Task to complete: Pick out the lines below that include the string "JSON".
-------- Records for this task
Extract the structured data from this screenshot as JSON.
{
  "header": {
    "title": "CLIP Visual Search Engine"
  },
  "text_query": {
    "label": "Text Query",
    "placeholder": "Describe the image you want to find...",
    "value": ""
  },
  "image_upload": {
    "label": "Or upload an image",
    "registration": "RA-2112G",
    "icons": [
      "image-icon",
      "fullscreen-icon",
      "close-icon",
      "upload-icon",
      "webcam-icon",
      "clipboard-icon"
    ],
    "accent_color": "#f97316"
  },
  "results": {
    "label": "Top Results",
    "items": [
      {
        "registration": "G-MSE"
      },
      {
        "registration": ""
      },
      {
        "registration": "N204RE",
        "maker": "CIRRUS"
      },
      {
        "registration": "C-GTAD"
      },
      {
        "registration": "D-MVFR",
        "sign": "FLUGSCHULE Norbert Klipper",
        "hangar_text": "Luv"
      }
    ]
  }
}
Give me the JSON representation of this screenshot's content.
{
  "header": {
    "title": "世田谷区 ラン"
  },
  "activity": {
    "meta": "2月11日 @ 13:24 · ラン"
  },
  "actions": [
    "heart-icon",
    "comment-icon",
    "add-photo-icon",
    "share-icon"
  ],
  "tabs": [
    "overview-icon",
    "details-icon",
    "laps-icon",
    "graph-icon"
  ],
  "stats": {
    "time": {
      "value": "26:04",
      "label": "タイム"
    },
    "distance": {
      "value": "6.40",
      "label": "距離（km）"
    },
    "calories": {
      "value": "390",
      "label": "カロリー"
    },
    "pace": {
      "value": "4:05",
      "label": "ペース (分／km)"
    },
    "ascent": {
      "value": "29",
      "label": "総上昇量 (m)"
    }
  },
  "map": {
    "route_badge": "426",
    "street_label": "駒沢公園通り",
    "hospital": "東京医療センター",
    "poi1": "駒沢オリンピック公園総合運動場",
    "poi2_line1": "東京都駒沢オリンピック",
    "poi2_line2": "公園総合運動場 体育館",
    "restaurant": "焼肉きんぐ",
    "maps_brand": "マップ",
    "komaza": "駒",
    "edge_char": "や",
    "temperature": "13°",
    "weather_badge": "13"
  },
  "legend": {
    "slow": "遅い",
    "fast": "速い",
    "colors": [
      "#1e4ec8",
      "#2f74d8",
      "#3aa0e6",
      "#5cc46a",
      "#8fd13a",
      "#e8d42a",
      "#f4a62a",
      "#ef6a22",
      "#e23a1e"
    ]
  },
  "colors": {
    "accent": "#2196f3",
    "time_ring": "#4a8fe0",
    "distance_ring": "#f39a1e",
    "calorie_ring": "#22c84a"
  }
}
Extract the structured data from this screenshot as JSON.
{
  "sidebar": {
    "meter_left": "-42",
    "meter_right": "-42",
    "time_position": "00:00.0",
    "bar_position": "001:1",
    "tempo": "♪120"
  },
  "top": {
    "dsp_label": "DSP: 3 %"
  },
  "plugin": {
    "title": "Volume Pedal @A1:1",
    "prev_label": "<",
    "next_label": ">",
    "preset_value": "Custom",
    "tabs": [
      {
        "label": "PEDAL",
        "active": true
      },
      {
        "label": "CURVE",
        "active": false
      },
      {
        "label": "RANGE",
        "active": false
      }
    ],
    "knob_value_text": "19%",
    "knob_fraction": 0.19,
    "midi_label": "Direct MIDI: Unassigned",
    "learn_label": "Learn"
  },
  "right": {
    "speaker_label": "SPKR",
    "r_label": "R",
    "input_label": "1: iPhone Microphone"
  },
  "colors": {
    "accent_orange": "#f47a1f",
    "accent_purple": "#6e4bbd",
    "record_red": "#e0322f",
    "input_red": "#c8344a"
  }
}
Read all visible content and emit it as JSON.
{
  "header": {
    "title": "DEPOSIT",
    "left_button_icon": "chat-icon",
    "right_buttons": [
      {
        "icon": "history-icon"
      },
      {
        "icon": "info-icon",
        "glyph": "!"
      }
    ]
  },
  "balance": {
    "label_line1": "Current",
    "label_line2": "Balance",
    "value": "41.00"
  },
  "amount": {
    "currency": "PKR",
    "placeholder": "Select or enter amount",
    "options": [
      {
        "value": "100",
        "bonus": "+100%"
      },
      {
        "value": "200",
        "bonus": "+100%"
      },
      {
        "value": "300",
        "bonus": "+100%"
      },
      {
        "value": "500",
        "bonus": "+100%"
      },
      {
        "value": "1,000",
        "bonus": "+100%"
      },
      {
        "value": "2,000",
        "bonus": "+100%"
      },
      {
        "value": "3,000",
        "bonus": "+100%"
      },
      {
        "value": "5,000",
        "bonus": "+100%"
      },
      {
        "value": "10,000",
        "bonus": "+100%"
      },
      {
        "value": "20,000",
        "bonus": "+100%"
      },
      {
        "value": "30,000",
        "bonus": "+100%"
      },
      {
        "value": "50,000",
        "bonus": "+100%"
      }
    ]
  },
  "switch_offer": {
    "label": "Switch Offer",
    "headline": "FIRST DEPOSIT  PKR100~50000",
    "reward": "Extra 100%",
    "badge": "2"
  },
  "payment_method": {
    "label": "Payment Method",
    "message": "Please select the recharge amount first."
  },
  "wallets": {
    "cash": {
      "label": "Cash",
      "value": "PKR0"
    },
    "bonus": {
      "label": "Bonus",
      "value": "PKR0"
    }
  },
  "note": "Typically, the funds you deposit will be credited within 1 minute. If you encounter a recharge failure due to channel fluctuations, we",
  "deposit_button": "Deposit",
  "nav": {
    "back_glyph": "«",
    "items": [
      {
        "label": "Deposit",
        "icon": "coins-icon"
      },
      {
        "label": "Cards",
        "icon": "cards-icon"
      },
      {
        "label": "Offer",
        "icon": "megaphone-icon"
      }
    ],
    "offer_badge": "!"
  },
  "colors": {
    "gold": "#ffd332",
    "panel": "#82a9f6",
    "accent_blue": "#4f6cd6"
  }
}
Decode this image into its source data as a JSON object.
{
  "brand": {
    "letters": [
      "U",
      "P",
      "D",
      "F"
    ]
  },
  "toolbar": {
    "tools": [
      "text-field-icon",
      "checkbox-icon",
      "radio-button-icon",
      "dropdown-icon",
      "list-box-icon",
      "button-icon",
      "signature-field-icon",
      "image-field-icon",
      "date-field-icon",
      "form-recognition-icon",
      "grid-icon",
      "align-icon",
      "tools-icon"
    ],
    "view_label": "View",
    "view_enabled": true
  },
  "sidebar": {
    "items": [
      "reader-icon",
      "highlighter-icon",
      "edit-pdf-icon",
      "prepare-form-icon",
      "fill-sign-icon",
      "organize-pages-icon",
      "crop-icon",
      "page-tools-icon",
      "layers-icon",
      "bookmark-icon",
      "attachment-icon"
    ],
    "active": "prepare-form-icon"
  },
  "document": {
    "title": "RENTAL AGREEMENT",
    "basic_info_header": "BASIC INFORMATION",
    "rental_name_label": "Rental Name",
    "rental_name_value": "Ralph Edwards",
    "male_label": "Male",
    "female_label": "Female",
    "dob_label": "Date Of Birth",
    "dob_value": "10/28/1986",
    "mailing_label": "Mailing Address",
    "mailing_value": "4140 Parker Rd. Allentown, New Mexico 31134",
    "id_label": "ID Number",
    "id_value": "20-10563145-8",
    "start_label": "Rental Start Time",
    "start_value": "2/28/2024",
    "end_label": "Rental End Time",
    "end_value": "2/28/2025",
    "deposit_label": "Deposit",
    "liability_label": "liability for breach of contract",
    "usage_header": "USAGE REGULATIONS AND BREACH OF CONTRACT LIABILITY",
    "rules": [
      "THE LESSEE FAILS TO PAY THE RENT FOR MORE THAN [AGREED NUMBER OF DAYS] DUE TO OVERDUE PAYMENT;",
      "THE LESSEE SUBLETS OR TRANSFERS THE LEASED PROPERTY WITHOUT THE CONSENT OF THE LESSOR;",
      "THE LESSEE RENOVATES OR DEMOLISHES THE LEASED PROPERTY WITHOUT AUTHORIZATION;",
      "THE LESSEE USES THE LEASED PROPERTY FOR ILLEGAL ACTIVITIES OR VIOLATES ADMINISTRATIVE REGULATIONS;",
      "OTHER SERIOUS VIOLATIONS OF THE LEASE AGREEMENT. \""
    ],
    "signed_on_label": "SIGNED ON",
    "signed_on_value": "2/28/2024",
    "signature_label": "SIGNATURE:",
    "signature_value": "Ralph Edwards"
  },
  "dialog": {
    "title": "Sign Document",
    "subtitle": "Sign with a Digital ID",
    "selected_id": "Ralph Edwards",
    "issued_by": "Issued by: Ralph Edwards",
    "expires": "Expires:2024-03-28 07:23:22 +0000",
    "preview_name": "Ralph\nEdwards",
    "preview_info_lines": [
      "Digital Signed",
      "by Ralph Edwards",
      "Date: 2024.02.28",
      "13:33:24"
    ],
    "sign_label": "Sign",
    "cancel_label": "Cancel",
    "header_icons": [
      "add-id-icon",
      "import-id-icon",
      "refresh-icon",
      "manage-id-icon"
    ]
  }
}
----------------
Answer to this problem:
Extract the structured data from this screenshot as JSON.
Give me the JSON representation of this screenshot's content.
Extract the structured data from this screenshot as JSON.
Read all visible content and emit it as JSON.
Decode this image into its source data as a JSON object.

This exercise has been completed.